During the last decade [1968-1978] . . "18 22 S P I R A L OF C Y N I C I S M Congressional Behavior Congressional action also belies the claim that politicians are motivated by a self-interest at odds with the public interest. So, for example, Paul Quirk points out in his analysis of deregulation of the airline, trucking, and telecommunications industries that "despite the political benefits available to committee leaders in their relationships with interest groups, they have strong moral, electoral, and institutional incentives to lead their committees to respond effectively to general interests Committee leaders know that their decisions on legislation have major consequences for public policy and the condition of American society.
86 It is important to qualify these findings, however, by noting that most study the national rather than the local press. As Michael Robinson observed in 1981, "The intuition that the news media are increasingly hostile to Congress fits best the reality of the national press. "87 Studies of both Congress and presidential campaign have shown a rise in negative coverage. After analyzing press commentary from the three major newsweeklies and three major daily newspapers during ten important periods since the second world war, Mark Rozell concluded that "since World War II, the press has generally held Congress in low esteem.
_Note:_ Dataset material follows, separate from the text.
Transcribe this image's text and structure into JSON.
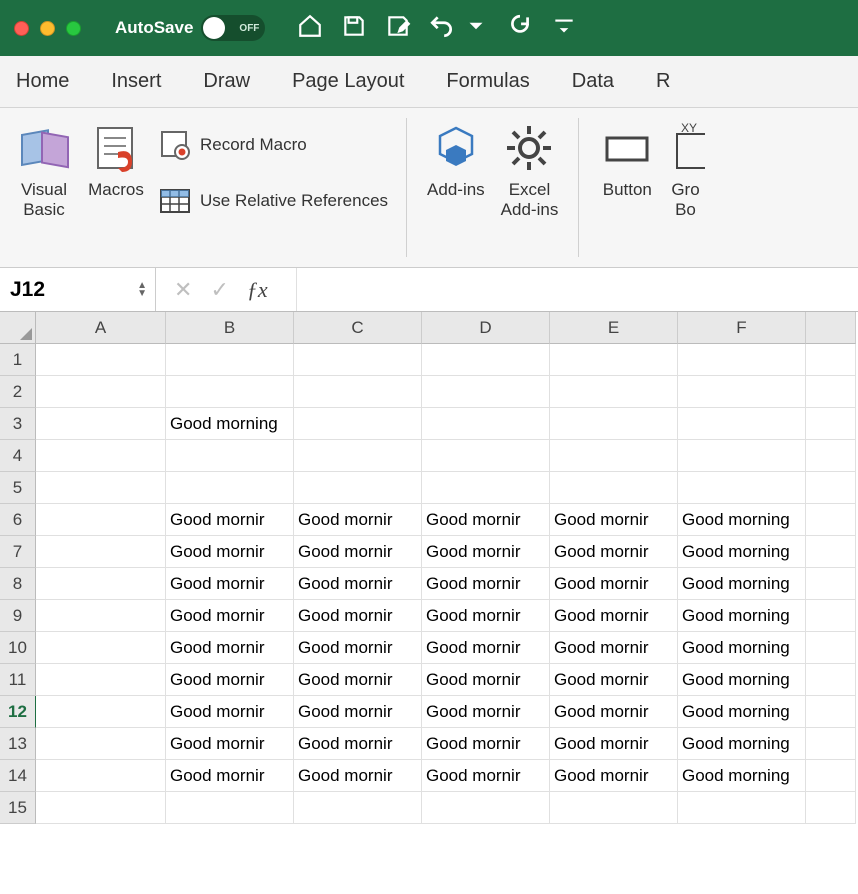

We learn about them primarily through news reports. 73 If our knowledge of leaders and institutions is a "mediated" one, one might well ask, What effect, if any, does how candidates and public policy debates are covered have on public cynicism about leaders and their performance? We will argue that both the contemporary journalistic culture and a focus on strategy, conflict, and motives invite cynicism. " asks David Shaw of the Los Angeles Times. "74 Unsurprisingly, political consultants concur.
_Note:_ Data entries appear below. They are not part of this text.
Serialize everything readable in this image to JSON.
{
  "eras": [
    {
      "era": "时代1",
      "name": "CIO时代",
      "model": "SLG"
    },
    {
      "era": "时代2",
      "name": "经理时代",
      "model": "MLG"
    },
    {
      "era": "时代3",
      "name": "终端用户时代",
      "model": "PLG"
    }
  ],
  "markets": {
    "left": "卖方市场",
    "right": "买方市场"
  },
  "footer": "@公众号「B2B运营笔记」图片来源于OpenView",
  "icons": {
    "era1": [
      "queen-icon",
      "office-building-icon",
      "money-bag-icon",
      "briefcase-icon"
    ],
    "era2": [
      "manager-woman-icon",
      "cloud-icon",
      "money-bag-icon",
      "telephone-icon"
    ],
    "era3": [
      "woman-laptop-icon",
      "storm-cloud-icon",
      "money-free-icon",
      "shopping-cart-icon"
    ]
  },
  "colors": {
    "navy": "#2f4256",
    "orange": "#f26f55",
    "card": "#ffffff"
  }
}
Spiral of Cynicism: The Press and the Public Good by Joseph N. Cappella